» **WHAT NEEDS TO BE DONE**: Here the job is to repeat the listing exactly, but not the pictures in it.

(RECORDS FOR THIS TASK begins)

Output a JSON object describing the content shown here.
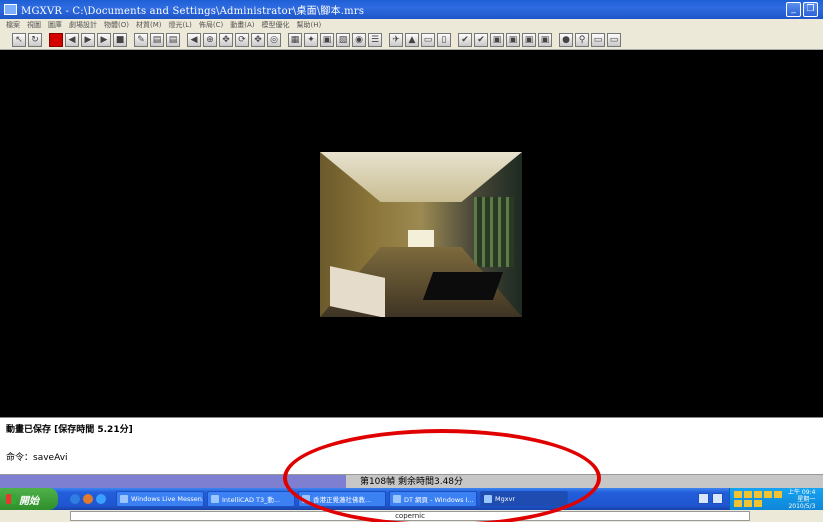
{
  "window": {
    "title": "MGXVR - C:\\Documents and Settings\\Administrator\\桌面\\腳本.mrs",
    "minimize": "_",
    "restore": "❐"
  },
  "menu": [
    "檔案",
    "視圖",
    "圖庫",
    "劇場設計",
    "物體(O)",
    "材質(M)",
    "燈光(L)",
    "佈局(C)",
    "動畫(A)",
    "模型優化",
    "幫助(H)"
  ],
  "toolbar_icons": [
    "select-icon",
    "rotate-icon",
    "record-icon",
    "rewind-icon",
    "play-icon",
    "forward-icon",
    "stop-icon",
    "paint-icon",
    "layer-icon",
    "layer2-icon",
    "back-icon",
    "zoom-icon",
    "move-icon",
    "orbit-icon",
    "pan-icon",
    "target-icon",
    "grid-icon",
    "light-icon",
    "object-icon",
    "material-icon",
    "camera-icon",
    "walk-icon",
    "fly-icon",
    "cone-icon",
    "plane-icon",
    "door-icon",
    "check-icon",
    "check2-icon",
    "box-icon",
    "box2-icon",
    "box3-icon",
    "box4-icon",
    "sphere-icon",
    "magnify-icon",
    "frame-icon",
    "frame2-icon"
  ],
  "console": {
    "line1": "動畫已保存 [保存時間 5.21分]",
    "line2": "命令：saveAvi"
  },
  "progress": {
    "text": "第108幀 剩余時間3.48分",
    "fraction": 0.42
  },
  "taskbar": {
    "start_label": "開始",
    "tasks": [
      {
        "label": "Windows Live Messen..."
      },
      {
        "label": "IntelliCAD T3_動..."
      },
      {
        "label": "香港正覺蓮社佛教..."
      },
      {
        "label": "DT 網頁 - Windows I..."
      },
      {
        "label": "Mgxvr"
      }
    ],
    "clock_time": "上午 09:4",
    "clock_day": "星期一",
    "clock_date": "2010/5/3"
  },
  "bottombar": {
    "field_text": "copernic"
  },
  "colors": {
    "progress_fill": "#7e7fd0",
    "annotation": "#e00000"
  }
}
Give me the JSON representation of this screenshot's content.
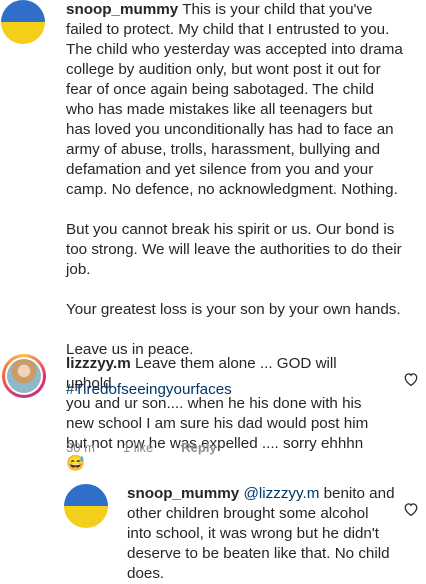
{
  "colors": {
    "flag_blue": "#2f6fc9",
    "flag_yellow": "#f3cf1a",
    "link": "#00376b",
    "meta": "#8e8e8e"
  },
  "comment1": {
    "username": "snoop_mummy",
    "line1": " This is your child that you've",
    "lines": [
      "failed to protect. My child that I entrusted to you.",
      "The child who yesterday was accepted into drama",
      "college by audition only, but wont post it out for",
      "fear of once again being sabotaged. The child",
      "who has made mistakes like all teenagers but",
      "has loved you unconditionally has had to face an",
      "army of abuse, trolls, harassment, bullying and",
      "defamation and yet silence from you and your",
      "camp. No defence, no acknowledgment. Nothing."
    ],
    "para2": [
      "But you cannot break his spirit or us. Our bond is",
      "too strong. We will leave the authorities to do their",
      "job."
    ],
    "para3": "Your greatest loss is your son by your own hands.",
    "para4": "Leave us in peace.",
    "hashtag": "#Tiredofseeingyourfaces"
  },
  "comment2": {
    "username": "lizzzyy.m",
    "line1": " Leave them alone ... GOD will uphold",
    "lines": [
      "you and ur son.... when he his done with his",
      "new school I am sure his dad would post him",
      "but not now he was expelled .... sorry ehhhn😅"
    ],
    "time": "30 m",
    "likes": "1 like",
    "reply": "Reply"
  },
  "comment3": {
    "username": "snoop_mummy",
    "mention": " @lizzzyy.m",
    "line1_rest": " benito and",
    "lines": [
      "other children brought some alcohol",
      "into school, it was wrong but he didn't",
      "deserve to be beaten like that. No child",
      "does."
    ]
  }
}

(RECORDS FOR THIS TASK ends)

» **SOLUTION BELOW**:
Output a JSON object describing the content shown here.
{
  "window": {
    "title": "MGXVR - C:\\Documents and Settings\\Administrator\\桌面\\腳本.mrs",
    "minimize": "_",
    "restore": "❐"
  },
  "menu": [
    "檔案",
    "視圖",
    "圖庫",
    "劇場設計",
    "物體(O)",
    "材質(M)",
    "燈光(L)",
    "佈局(C)",
    "動畫(A)",
    "模型優化",
    "幫助(H)"
  ],
  "toolbar_icons": [
    "select-icon",
    "rotate-icon",
    "record-icon",
    "rewind-icon",
    "play-icon",
    "forward-icon",
    "stop-icon",
    "paint-icon",
    "layer-icon",
    "layer2-icon",
    "back-icon",
    "zoom-icon",
    "move-icon",
    "orbit-icon",
    "pan-icon",
    "target-icon",
    "grid-icon",
    "light-icon",
    "object-icon",
    "material-icon",
    "camera-icon",
    "walk-icon",
    "fly-icon",
    "cone-icon",
    "plane-icon",
    "door-icon",
    "check-icon",
    "check2-icon",
    "box-icon",
    "box2-icon",
    "box3-icon",
    "box4-icon",
    "sphere-icon",
    "magnify-icon",
    "frame-icon",
    "frame2-icon"
  ],
  "console": {
    "line1": "動畫已保存 [保存時間 5.21分]",
    "line2": "命令：saveAvi"
  },
  "progress": {
    "text": "第108幀 剩余時間3.48分",
    "fraction": 0.42
  },
  "taskbar": {
    "start_label": "開始",
    "tasks": [
      {
        "label": "Windows Live Messen..."
      },
      {
        "label": "IntelliCAD T3_動..."
      },
      {
        "label": "香港正覺蓮社佛教..."
      },
      {
        "label": "DT 網頁 - Windows I..."
      },
      {
        "label": "Mgxvr"
      }
    ],
    "clock_time": "上午 09:4",
    "clock_day": "星期一",
    "clock_date": "2010/5/3"
  },
  "bottombar": {
    "field_text": "copernic"
  },
  "colors": {
    "progress_fill": "#7e7fd0",
    "annotation": "#e00000"
  }
}
Give me the JSON representation of this screenshot's content.
{
  "colors": {
    "flag_blue": "#2f6fc9",
    "flag_yellow": "#f3cf1a",
    "link": "#00376b",
    "meta": "#8e8e8e"
  },
  "comment1": {
    "username": "snoop_mummy",
    "line1": " This is your child that you've",
    "lines": [
      "failed to protect. My child that I entrusted to you.",
      "The child who yesterday was accepted into drama",
      "college by audition only, but wont post it out for",
      "fear of once again being sabotaged. The child",
      "who has made mistakes like all teenagers but",
      "has loved you unconditionally has had to face an",
      "army of abuse, trolls, harassment, bullying and",
      "defamation and yet silence from you and your",
      "camp. No defence, no acknowledgment. Nothing."
    ],
    "para2": [
      "But you cannot break his spirit or us. Our bond is",
      "too strong. We will leave the authorities to do their",
      "job."
    ],
    "para3": "Your greatest loss is your son by your own hands.",
    "para4": "Leave us in peace.",
    "hashtag": "#Tiredofseeingyourfaces"
  },
  "comment2": {
    "username": "lizzzyy.m",
    "line1": " Leave them alone ... GOD will uphold",
    "lines": [
      "you and ur son.... when he his done with his",
      "new school I am sure his dad would post him",
      "but not now he was expelled .... sorry ehhhn😅"
    ],
    "time": "30 m",
    "likes": "1 like",
    "reply": "Reply"
  },
  "comment3": {
    "username": "snoop_mummy",
    "mention": " @lizzzyy.m",
    "line1_rest": " benito and",
    "lines": [
      "other children brought some alcohol",
      "into school, it was wrong but he didn't",
      "deserve to be beaten like that. No child",
      "does."
    ]
  }
}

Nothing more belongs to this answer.